Title: Atomization of liquid jets and droplets: Theory and models
Biography: Prashant Khare
Liquid jets and droplets play an important role in numerous applications of practical interest including, liquid-fueled combustion devices such as diesel, gas-turbine and rocket engines, cooling of turbine blades and microchips, and industrial processes such as spray painting and inkjet printing. Even after decades of research, because of the lack of appropriate diagnostic
and simulation tools, the understanding of the atomization process remains limited. No attempts were made in the past to conduct fundamental studies that led to the development of universal theories and models to predict statistics, such as, droplet/ particles sizes and distributions, resulting from the fragmentation process. Additionally, the effect of multiphysics processes, such as vaporization, acoustic, electro-static and electromagnetic excitation on liquid sprays and droplets has not been widely explored. Therefore, this talk focuses on three aspects of the atomization process, (1) investigation of fundamental physics of the deformation and fragmentation of liquid droplets and jets; (2) development of generalized models to predict the behaviors of the products of liquid atomization over a wide range of operating conditions; and (3) the effect of multiphysics processes on the dynamics of multiphase flows. The theoretical and mathematical formulation to investigate these two-phase problems is based on a complete set of Navier-Stokes equations with surface tension. A critical issue is the treatment of multi-scale liquid-liquid and gas-liquid interfaces. A state-of-the-art, high resolution, volume-of-fluid (VOF) interface capturing method is adopted to resolve the interfacial evolution. Surface tension is accommodated as a Dirac delta distribution function on the interface. The theoretical formulation outlined above is solved numerically using a finite volume method augmented by an adaptive mesh refinement (AMR) technique, based on an octree spatial discretization, to improve the solution accuracy and

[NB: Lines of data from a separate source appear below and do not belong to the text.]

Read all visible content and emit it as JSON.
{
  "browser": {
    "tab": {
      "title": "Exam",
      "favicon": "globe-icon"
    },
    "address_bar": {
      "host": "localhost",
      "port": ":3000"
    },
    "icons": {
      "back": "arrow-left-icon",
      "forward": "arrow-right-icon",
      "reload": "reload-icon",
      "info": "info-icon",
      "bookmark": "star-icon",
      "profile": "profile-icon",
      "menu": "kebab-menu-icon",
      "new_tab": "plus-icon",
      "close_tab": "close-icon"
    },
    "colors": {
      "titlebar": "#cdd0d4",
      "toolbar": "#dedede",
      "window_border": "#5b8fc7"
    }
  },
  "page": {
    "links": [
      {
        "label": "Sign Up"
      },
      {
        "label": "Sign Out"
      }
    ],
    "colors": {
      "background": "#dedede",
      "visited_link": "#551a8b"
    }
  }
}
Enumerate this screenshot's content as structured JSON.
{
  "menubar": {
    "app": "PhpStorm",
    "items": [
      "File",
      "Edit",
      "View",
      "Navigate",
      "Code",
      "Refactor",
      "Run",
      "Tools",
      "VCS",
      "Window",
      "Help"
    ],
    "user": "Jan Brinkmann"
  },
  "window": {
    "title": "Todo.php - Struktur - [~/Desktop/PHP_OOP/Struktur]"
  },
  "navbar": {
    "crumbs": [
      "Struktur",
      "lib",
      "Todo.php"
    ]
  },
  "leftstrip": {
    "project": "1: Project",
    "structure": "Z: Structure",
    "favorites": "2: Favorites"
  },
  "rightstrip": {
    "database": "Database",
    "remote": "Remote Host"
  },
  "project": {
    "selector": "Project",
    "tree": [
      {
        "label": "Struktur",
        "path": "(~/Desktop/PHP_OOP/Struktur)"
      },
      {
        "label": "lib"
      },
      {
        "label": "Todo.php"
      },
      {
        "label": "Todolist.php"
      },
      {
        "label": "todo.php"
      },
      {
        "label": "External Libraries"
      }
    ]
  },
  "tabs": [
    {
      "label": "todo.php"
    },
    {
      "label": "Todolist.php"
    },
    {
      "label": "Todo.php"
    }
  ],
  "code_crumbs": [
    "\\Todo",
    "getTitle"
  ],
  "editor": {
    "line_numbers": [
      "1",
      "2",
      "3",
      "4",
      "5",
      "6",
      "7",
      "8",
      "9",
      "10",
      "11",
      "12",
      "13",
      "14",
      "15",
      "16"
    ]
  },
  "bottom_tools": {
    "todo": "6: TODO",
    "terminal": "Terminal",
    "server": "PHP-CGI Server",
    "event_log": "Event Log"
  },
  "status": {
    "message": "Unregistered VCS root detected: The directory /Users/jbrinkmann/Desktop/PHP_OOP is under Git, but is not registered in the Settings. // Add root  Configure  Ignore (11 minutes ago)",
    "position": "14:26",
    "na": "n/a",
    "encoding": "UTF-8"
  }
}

efficiency. Based on the high-fidelity direct numerical simulations, general theories that quantitatively describe the atomization process over a wide range of operating conditions are established. These theories are used to develop universal models that can predict the droplet behaviors, including size-distributions and drag coefficients with deformation and fragmentation. Next, the effect of vaporization and electro-static fields on multiphase flows is explored and the essential physics is extracted. The ultimate goal of the effort is to enhance the fundamental understanding of multiphase flows, and to develop theories, models
and algorithms for their active and passive control.